Material to process>
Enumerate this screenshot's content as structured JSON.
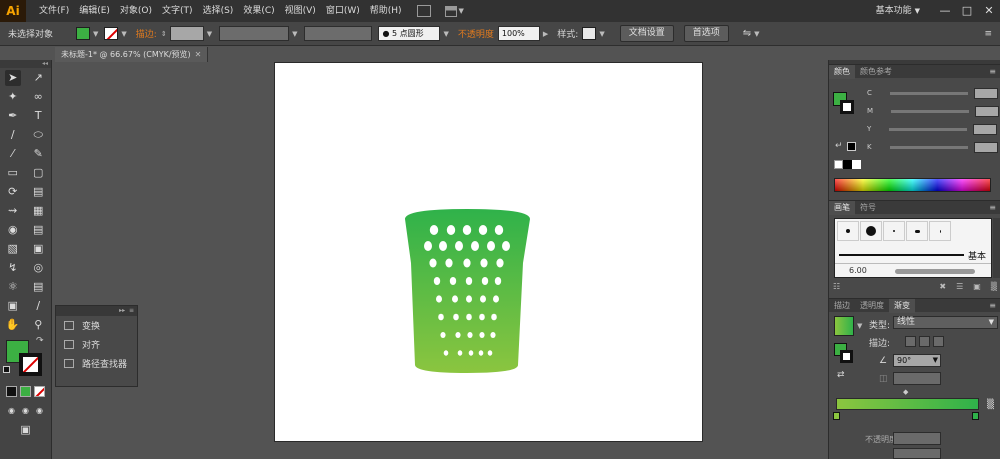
{
  "app": {
    "logo": "Ai",
    "menus": [
      "文件(F)",
      "编辑(E)",
      "对象(O)",
      "文字(T)",
      "选择(S)",
      "效果(C)",
      "视图(V)",
      "窗口(W)",
      "帮助(H)"
    ],
    "workspace": "基本功能",
    "window_controls": [
      "—",
      "□",
      "✕"
    ]
  },
  "control_bar": {
    "selection": "未选择对象",
    "stroke_label": "描边:",
    "brush_value": "5 点圆形",
    "opacity_label": "不透明度",
    "opacity_value": "100%",
    "style_label": "样式:",
    "doc_setup": "文档设置",
    "preferences": "首选项"
  },
  "document": {
    "tab_title": "未标题-1* @ 66.67% (CMYK/预览)",
    "close": "✕"
  },
  "float_panel": {
    "items": [
      "变换",
      "对齐",
      "路径查找器"
    ]
  },
  "color_panel": {
    "tabs": [
      "颜色",
      "颜色参考"
    ],
    "channels": [
      "C",
      "M",
      "Y",
      "K"
    ],
    "unit": "%"
  },
  "brush_panel": {
    "tabs": [
      "画笔",
      "符号"
    ],
    "basic": "基本",
    "size": "6.00"
  },
  "gradient_panel": {
    "tabs": [
      "描边",
      "透明度",
      "渐变"
    ],
    "type_label": "类型:",
    "type_value": "线性",
    "stroke_label": "描边:",
    "angle": "90°",
    "opacity_label": "不透明度"
  },
  "colors": {
    "fill": "#3cb043",
    "gradient_start": "#8bc53f",
    "gradient_end": "#2fb24a",
    "accent": "#e07a1e"
  }
}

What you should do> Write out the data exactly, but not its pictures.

Exercise solution>
Enumerate this screenshot's content as structured JSON.
{
  "app": {
    "logo": "Ai",
    "menus": [
      "文件(F)",
      "编辑(E)",
      "对象(O)",
      "文字(T)",
      "选择(S)",
      "效果(C)",
      "视图(V)",
      "窗口(W)",
      "帮助(H)"
    ],
    "workspace": "基本功能",
    "window_controls": [
      "—",
      "□",
      "✕"
    ]
  },
  "control_bar": {
    "selection": "未选择对象",
    "stroke_label": "描边:",
    "brush_value": "5 点圆形",
    "opacity_label": "不透明度",
    "opacity_value": "100%",
    "style_label": "样式:",
    "doc_setup": "文档设置",
    "preferences": "首选项"
  },
  "document": {
    "tab_title": "未标题-1* @ 66.67% (CMYK/预览)",
    "close": "✕"
  },
  "float_panel": {
    "items": [
      "变换",
      "对齐",
      "路径查找器"
    ]
  },
  "color_panel": {
    "tabs": [
      "颜色",
      "颜色参考"
    ],
    "channels": [
      "C",
      "M",
      "Y",
      "K"
    ],
    "unit": "%"
  },
  "brush_panel": {
    "tabs": [
      "画笔",
      "符号"
    ],
    "basic": "基本",
    "size": "6.00"
  },
  "gradient_panel": {
    "tabs": [
      "描边",
      "透明度",
      "渐变"
    ],
    "type_label": "类型:",
    "type_value": "线性",
    "stroke_label": "描边:",
    "angle": "90°",
    "opacity_label": "不透明度"
  },
  "colors": {
    "fill": "#3cb043",
    "gradient_start": "#8bc53f",
    "gradient_end": "#2fb24a",
    "accent": "#e07a1e"
  }
}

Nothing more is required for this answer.